If you’re like me, your heart lurches at the profound truth lodged in those sentences. Flashes of triumph and pangs of failure crash your mind at once. Failure: the time you said yes to leading the team you had no business leading, the relationship you endured that became a damaging mark on your soul, the opportunity you were afraid to risk that won’t quit nagging at the corners of your heart. Triumph: the job you took that helped you rediscover who you are, the adoption papers you signed that gave hope to new life, the pressure you had the guts to resist and thanked your good senses a million times over.

As influencers, we have a responsibility to be wise about which invitations we accept and which we decline. Our influence has reach. Our decisions affect the health of our families, our friendships, our teammates, our coworkers and most importantly our own souls.  But we often fall prey to the cultural lie that the more invitations we accept, the more valuable we are.

Continue Reading . . .

A Little Summer Update

I thought I’d get a chance to catch my breath this summer. Slow down, relax, catch an extra gulp of air here and there. Turns out it just wasn’t meant to be, but that seems to be the story of my life these days. I think I’m getting used to it. In any case, I’ve spent a lot of great time with my kids and watching them grow into the people they’ve been created to be has filled me up in ways I didn’t know was possible. It’s the kind of reflection parents need to keep us going–remember that the hard work is worth it, and never really done.

In the meantime, I’ve worked on a few projects that have come to light that I thought would be fun to share.

An essay I wrote got accepted as a chapter in a book called Always There which came out in April. Another short piece I wrote on forgiveness landed on my doorstep last week as part of the Everyday Matters Bible for Women and I worked behind the scenes to give some editorial direction for Lisa Chan’s new video series True Beauty produced by Flannel and my friend Steve Carr (more on that to come).

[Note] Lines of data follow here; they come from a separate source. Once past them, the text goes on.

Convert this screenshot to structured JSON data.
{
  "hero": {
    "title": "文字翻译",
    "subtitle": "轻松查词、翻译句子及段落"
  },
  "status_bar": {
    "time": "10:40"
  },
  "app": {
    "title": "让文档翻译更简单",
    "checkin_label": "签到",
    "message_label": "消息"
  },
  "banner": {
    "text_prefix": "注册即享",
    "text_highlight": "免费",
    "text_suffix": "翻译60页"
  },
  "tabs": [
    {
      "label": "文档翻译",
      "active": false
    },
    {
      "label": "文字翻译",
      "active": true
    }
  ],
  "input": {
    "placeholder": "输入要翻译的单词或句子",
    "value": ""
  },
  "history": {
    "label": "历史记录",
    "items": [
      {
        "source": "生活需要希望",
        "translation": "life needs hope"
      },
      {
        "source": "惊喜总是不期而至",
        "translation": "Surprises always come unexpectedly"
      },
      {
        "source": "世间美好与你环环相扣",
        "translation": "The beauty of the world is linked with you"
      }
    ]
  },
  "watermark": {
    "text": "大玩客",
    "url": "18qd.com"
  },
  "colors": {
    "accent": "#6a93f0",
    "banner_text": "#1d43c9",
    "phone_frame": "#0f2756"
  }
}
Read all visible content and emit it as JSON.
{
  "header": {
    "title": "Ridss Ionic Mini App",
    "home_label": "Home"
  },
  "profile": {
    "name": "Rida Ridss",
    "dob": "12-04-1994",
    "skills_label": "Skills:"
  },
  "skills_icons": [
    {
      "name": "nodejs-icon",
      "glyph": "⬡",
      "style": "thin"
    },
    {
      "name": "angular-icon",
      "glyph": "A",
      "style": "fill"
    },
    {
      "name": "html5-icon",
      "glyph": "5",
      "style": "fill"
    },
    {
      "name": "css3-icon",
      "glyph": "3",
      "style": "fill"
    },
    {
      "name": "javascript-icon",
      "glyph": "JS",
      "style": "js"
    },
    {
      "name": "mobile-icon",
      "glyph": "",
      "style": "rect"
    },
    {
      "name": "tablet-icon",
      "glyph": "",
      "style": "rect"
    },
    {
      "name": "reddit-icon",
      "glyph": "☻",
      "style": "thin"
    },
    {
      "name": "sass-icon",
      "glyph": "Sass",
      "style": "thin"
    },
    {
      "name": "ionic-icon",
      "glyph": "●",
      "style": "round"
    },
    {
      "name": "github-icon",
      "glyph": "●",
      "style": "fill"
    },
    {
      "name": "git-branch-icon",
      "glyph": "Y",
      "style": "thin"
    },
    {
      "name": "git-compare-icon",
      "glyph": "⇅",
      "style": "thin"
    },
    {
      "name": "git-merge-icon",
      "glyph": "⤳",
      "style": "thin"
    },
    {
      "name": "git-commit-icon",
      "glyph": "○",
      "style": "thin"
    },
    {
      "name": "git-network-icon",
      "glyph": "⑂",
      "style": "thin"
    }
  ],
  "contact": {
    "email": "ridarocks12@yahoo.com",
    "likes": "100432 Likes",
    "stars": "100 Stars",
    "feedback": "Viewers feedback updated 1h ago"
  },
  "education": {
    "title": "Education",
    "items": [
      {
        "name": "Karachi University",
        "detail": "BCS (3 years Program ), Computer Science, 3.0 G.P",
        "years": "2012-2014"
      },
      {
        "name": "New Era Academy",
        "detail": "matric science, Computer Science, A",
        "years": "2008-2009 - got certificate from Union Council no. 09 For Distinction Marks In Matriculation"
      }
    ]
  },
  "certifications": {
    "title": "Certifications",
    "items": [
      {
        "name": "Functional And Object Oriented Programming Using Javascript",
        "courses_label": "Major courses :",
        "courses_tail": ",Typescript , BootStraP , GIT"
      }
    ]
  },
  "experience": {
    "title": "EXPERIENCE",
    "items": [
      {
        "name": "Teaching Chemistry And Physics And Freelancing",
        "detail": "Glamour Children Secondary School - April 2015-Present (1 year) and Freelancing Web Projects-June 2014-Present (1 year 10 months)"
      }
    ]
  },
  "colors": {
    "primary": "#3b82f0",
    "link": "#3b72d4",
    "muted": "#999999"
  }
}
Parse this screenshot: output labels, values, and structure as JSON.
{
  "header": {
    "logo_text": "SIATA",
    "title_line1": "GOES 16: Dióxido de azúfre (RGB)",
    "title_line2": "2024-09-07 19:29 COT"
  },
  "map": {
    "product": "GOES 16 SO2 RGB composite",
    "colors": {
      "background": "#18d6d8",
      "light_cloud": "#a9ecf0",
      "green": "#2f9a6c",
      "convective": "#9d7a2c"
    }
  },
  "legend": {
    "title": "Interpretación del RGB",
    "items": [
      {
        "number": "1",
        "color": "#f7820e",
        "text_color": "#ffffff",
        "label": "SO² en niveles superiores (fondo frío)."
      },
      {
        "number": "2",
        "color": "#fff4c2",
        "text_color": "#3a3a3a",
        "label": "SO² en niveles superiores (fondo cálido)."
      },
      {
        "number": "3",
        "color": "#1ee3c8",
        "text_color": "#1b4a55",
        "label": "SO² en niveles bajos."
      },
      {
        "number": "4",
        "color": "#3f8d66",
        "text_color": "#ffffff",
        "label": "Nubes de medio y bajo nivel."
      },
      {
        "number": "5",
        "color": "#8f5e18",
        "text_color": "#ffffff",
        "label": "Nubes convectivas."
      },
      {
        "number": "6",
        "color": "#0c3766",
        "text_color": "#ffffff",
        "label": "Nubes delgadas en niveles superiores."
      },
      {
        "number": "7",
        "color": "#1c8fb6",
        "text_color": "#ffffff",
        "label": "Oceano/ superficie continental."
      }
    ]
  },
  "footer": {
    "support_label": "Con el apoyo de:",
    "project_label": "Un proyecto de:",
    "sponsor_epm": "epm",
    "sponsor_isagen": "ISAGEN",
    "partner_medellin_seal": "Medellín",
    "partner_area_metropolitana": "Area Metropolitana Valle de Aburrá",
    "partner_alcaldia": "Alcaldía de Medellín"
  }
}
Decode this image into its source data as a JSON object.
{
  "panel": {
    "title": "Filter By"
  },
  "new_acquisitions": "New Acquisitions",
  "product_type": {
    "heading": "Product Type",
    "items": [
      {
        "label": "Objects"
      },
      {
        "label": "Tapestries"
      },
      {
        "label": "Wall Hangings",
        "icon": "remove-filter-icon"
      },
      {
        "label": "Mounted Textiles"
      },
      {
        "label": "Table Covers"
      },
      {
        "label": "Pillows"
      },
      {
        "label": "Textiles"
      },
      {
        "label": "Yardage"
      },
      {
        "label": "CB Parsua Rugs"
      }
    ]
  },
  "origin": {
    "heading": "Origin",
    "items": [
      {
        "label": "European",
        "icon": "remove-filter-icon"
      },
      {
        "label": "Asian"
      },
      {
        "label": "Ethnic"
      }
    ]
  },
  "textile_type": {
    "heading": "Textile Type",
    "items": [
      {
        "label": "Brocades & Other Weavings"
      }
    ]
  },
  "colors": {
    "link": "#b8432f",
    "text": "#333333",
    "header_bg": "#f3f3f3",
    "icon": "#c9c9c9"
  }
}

I’m continuing to manage the FullFill blog for my friend Elisa Morgan and had a piece on friendship in the spring digizine and wrote this recent blog post. And writing for the Redbud blog always makes my heart sing (my latest post here). I just wrapped up a piece for a print publication on youth depression based on the IVP book When Life Goes Dark by Richard Winter that will come out this fall. My most recent post at Strangely Dim just went up yesterday, which I have to admit, I kind of like. I’ll leave you with a small excerpt below which you can click through to keep reading (please do!).

As for you, I hope you’re enjoying the last moments of summer and remembering to catch a little breath yourself.


One of my favorite moments of the 2012 Olympic Games was when Great Britain’s Jessica Ennis snagged a gold medal in the heptathlon. If you didn’t see it, I’m sorry you missed it. Headed into the last event of the competition–the dreaded 800 meters–all Ennis had to do was finish respectably and she’d win gold. But with an entire stadium on their feet, and an entire country’s hopes pinned on her shoulders, Ennis did more than just finish respectably. She smoked the pack. Nike must have been on to something: she totally found her greatness.

I think I wept.

Continue Reading . . . (scroll down one post)


I’m sitting in a hotel room in Orlando, wrapping up the final hours of a conference I attended for work.

I have a few perks to my job, none of which are more enjoyable than spending time with thoughtful writers who are passionate about our world and the difference they dare to make. I spent an exorbitant amount of time with two particularly prolific thinkers, a privilege that was ridiculously delightful and immeasurably profound. Now, looking out at a gloomy Florida skyline — the bustle of Disney just miles down the street and the reality of my frenetic suburban life a few hours away — I wish I could muster up a touch more energy to capture my thoughts. Because they’re the kind that stir and poke and church and mean.

But after being in the presence of men of great and lasting influence, all I can manage is to sit quietly and reflect. And I suppose (a text graciously thanking me from one of them just lit up my screen *sigh*), that, yes, reflecting quietly is just what I need.